- Emergency Fund: Ensure you have an emergency fund to handle unexpected expenses that may arise during and after the move.
By updating your budget and financial plan, you will have a clear roadmap for managing your finances in your new location.
In conclusion, preparing for a job relocation involves careful consideration of various financial aspects. By assessing your current financial situation, researching the cost of living in your new location, creating a realistic moving budget, exploring housing options, and maximizing your relocation package, you can financially prepare for a successful transition. Remember to plan for potential income adjustments, evaluate debt and financial obligations, explore employment assistance programs, and update your budget and financial plan accordingly.

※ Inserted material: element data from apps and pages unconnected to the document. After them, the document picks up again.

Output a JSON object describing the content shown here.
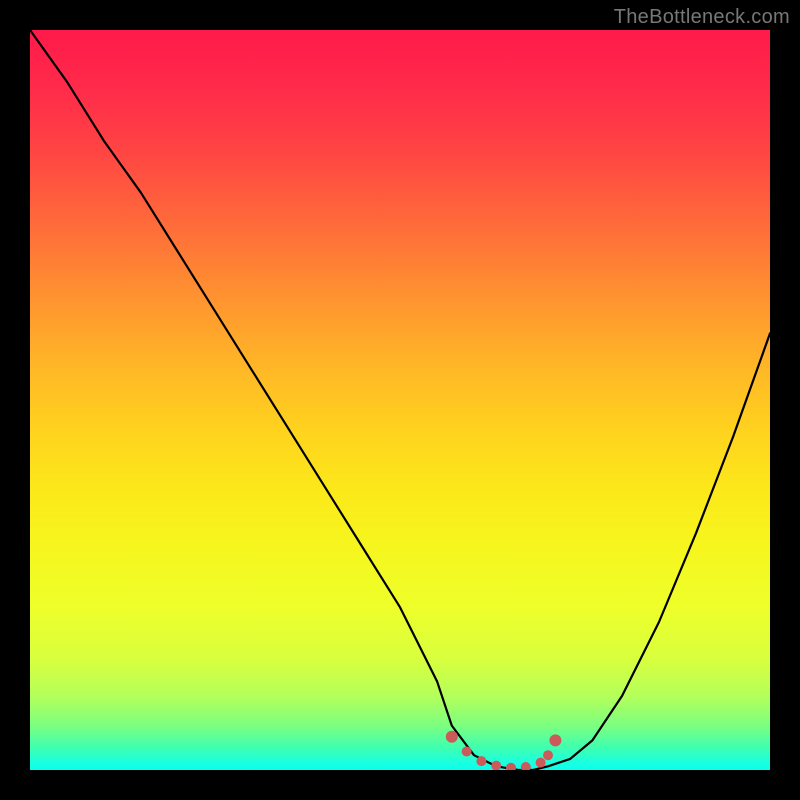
{
  "watermark": {
    "text": "TheBottleneck.com"
  },
  "chart_data": {
    "type": "line",
    "title": "",
    "xlabel": "",
    "ylabel": "",
    "xlim": [
      0,
      100
    ],
    "ylim": [
      0,
      100
    ],
    "series": [
      {
        "name": "curve",
        "x": [
          0,
          5,
          10,
          15,
          20,
          25,
          30,
          35,
          40,
          45,
          50,
          55,
          57,
          60,
          63,
          66,
          68,
          70,
          73,
          76,
          80,
          85,
          90,
          95,
          100
        ],
        "values": [
          100,
          93,
          85,
          78,
          70,
          62,
          54,
          46,
          38,
          30,
          22,
          12,
          6,
          2,
          0.5,
          0,
          0,
          0.5,
          1.5,
          4,
          10,
          20,
          32,
          45,
          59
        ]
      }
    ],
    "markers": {
      "name": "highlight-dots",
      "color": "#cc5a5a",
      "x": [
        57,
        59,
        61,
        63,
        65,
        67,
        69,
        70,
        71
      ],
      "values": [
        4.5,
        2.5,
        1.2,
        0.6,
        0.3,
        0.4,
        1.0,
        2.0,
        4.0
      ]
    },
    "gradient_stops": [
      {
        "pos": 0,
        "color": "#ff1a4a"
      },
      {
        "pos": 50,
        "color": "#ffd21e"
      },
      {
        "pos": 80,
        "color": "#eeff2a"
      },
      {
        "pos": 100,
        "color": "#1affe0"
      }
    ]
  }
}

With thorough preparation, you can navigate the financial challenges of job relocation with confidence and ease.
How to Prepare Financially for Job Relocation
Frequently Asked Questions
Frequently Asked Questions (FAQs)
How to financially prepare for job relocation?
Relocating for a new job can be an exciting but financially challenging endeavor. Here are some frequently asked questions to help you financially prepare for job relocation:
What expenses should I consider when financially preparing for job relocation?
When financially preparing for job relocation, consider expenses such as moving costs, transportation expenses, temporary housing, security deposits, utility setup fees, and any potential loss of income during the transition.
How can I estimate my moving costs?
You can estimate your moving costs by taking into account factors like the distance to your new location, the volume of your belongings, the need for professional movers, and any additional services required, such as packing and unpacking.
Should I create a relocation budget?
Yes, creating a relocation budget is crucial. Take into account all the potential expenses and allocate funds accordingly. This will help you ensure that you have enough money set aside for each aspect of the relocation process.
How can I save money during the relocation process?
To save money during job relocation, you can consider various methods such as comparing moving quotes from different companies, downsizing your belongings to reduce moving costs, opting for a DIY move if feasible, and leveraging any relocation assistance or benefits offered by your new employer.
Should I liquidate some of my assets?
Liquidating some of your assets can provide additional funds to help with your job relocation. Consider selling items that may not be necessary in your new location or that would be more expensive to transport than to replace.
What should I do with my current lease or mortgage?
If you are renting, review your lease agreement to understand the terms and conditions for terminating it. Provide proper notice to your landlord as required. If you own a property, consider renting it out to help cover mortgage payments while you’re away.
What financial documents should I organize before relocating?
Prior to relocating, organize important financial documents such as bank statements, tax records, insurance policies, and any other relevant paperwork. This will help facilitate any financial transactions or updates that may be required during the relocation.
How can I manage my new cost of living?
Managing your new cost of living involves researching the cost of housing, transportation, groceries, and other essential expenses in your new location. Consider adjustments to your budget and lifestyle to accommodate the changes.
When it comes to job relocation, financial preparation is key. By taking the time to plan and save, you can ensure a smooth transition and minimize stress. Start by creating a budget that accounts for moving expenses, such as transportation, housing, and utilities. Research the cost of living in your new location to determine if adjustments need to be made. Consider selling or renting out your current home to offset costs. Save up an emergency fund to handle unexpected expenses during the move. Lastly, explore relocation assistance options from your employer. Taking these steps will help you financially prepare for job relocation.